A few months ago, researchers found the first indication that there could be large amounts of water in the Earth's mantle. Proof of this was a tiny grain of the mineral ringwoodite, which had once been carried from the depths by a volcano to the surface. The ringwoodite contained 1.5% by weight of water bound as a hydroxyl molecule. Since this mineral occurs in the transition zone from the upper to the lower mantle in 410 to 660 kilometers in depth in greater quantities, this could mean that the mantle is there much more water-rich than assumed. Three times as much water as in all the oceans together could be stored there.

Water leakage melts mineral

"But whether or not this ringwoodite sample was actually representative of the Earth's interior was not known, " explains Steve Jacobsen of Northwestern University in Evanston, one of the first authors. The missing evidence of the presence of so much water in the earth's mantle is provided by Jacobsen, seismologist Brandon Schmandt of the University of New Mexico in Albuquerque and her colleagues.

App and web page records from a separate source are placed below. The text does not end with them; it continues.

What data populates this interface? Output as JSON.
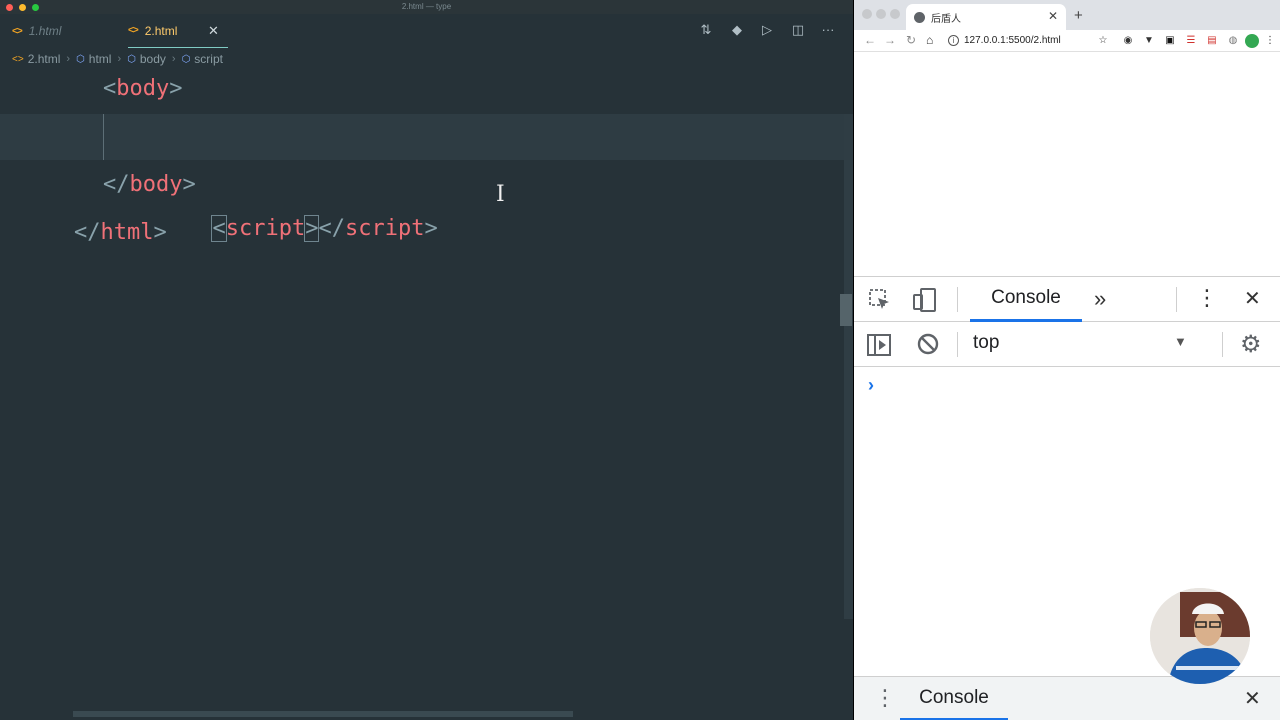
{
  "editor": {
    "window_title": "2.html — type",
    "tabs": [
      {
        "label": "1.html",
        "active": false
      },
      {
        "label": "2.html",
        "active": true
      }
    ],
    "breadcrumb": [
      "2.html",
      "html",
      "body",
      "script"
    ],
    "code_lines": [
      {
        "open": "<",
        "tag": "body",
        "close": ">"
      },
      {
        "open": "<",
        "tag": "script",
        "close": ">",
        "open2": "</",
        "tag2": "script",
        "close2": ">"
      },
      {
        "open": "</",
        "tag": "body",
        "close": ">"
      },
      {
        "open": "</",
        "tag": "html",
        "close": ">"
      }
    ],
    "colors": {
      "background": "#263238",
      "tag": "#f07178",
      "bracket": "#89a2ab",
      "active_tab": "#ffcb6b"
    }
  },
  "browser": {
    "tab_title": "后盾人",
    "url": "127.0.0.1:5500/2.html",
    "devtools": {
      "main_tab": "Console",
      "more_tabs_glyph": "»",
      "context": "top",
      "prompt": "›",
      "drawer_tab": "Console"
    }
  }
}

The starting point was observations of hydrated ringwoodite produced in the laboratory. With the help of a diamond press, Jacobsen and his team set high pressure and temperatures of 1, 600 degrees Celsius - the conditions prevailing in the transition zone of the jacket. The ringwood is transformed into other mineral forms. But something else happened: there were zones on the tiny mineral crumb where the mineral had melted. For this so-called dehydration melting, the water bound in the ringwood wood is responsible, as the researchers explain. If the water is missing, this form of melting does not occur.

Ringwood produced in the laboratory, typical of which is the bluish color of the mineral Steve Jacobsen / Northwestern Un

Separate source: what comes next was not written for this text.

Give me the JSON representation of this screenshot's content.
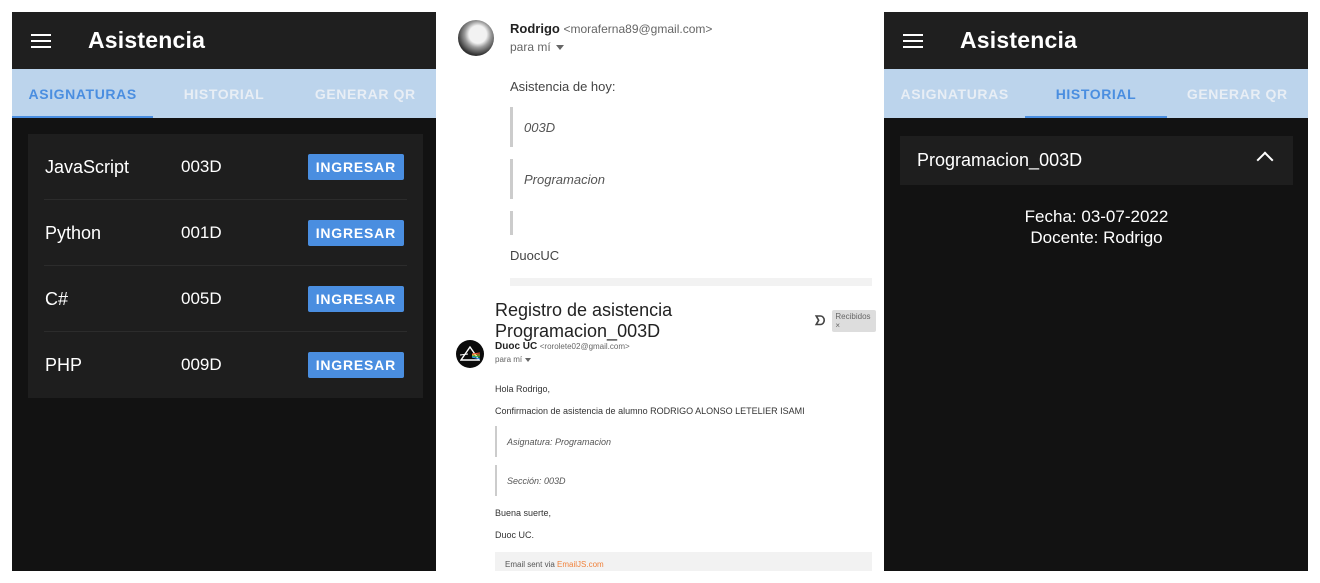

Melt pockets in mantle rock

Exactly this dehydration melting the scientists showed shortly thereafter in the earth's mantle. This was achieved with the help of USArray, a dense network of more than 2, 000 seismometers distributed across the US. When earthquake waves propagate through the Earth's interior, they are characteristically altered by different types of rock, as well as solid and molten rock. The seismometer grid absorbs these altered waves and thus allows a kind of X-ray view into the earth's mantle. display

And this actually revealed a melting of the rock 660 kilometers deep, and thus at the lower edge of the transition zone in the mantle. "We have found evidence of extensive smelting of North American mantle rock at the exact depth at which ringwoodite is dehydrated, " says Jacobsen. The zones of molten rock were found mainly where rock is pressed down along the tectonic plate boundaries.

Water cycle reaches into the earth's interior

According to the researchers, these results suggest that there is indeed an extensive water reservoir in the transition zone of the mantle. "Scientists have been searching for this lack of deep water for decades, " says Jacobsen. Because for a long time one suspects that the water cycle of our planet also includes the earth's interior.

This reservoir in the depths is fed by submerged rock from the surface and in turn gives off water when the rock comes back to the surface in the course of millions of years. "Now we finally see evidence for such a water cycle that encompasses the whole earth, " states Jacobsen. (Science, 2014; doi: 10.1126 / science.1253358

(Science, 13.06.2014 - NPO)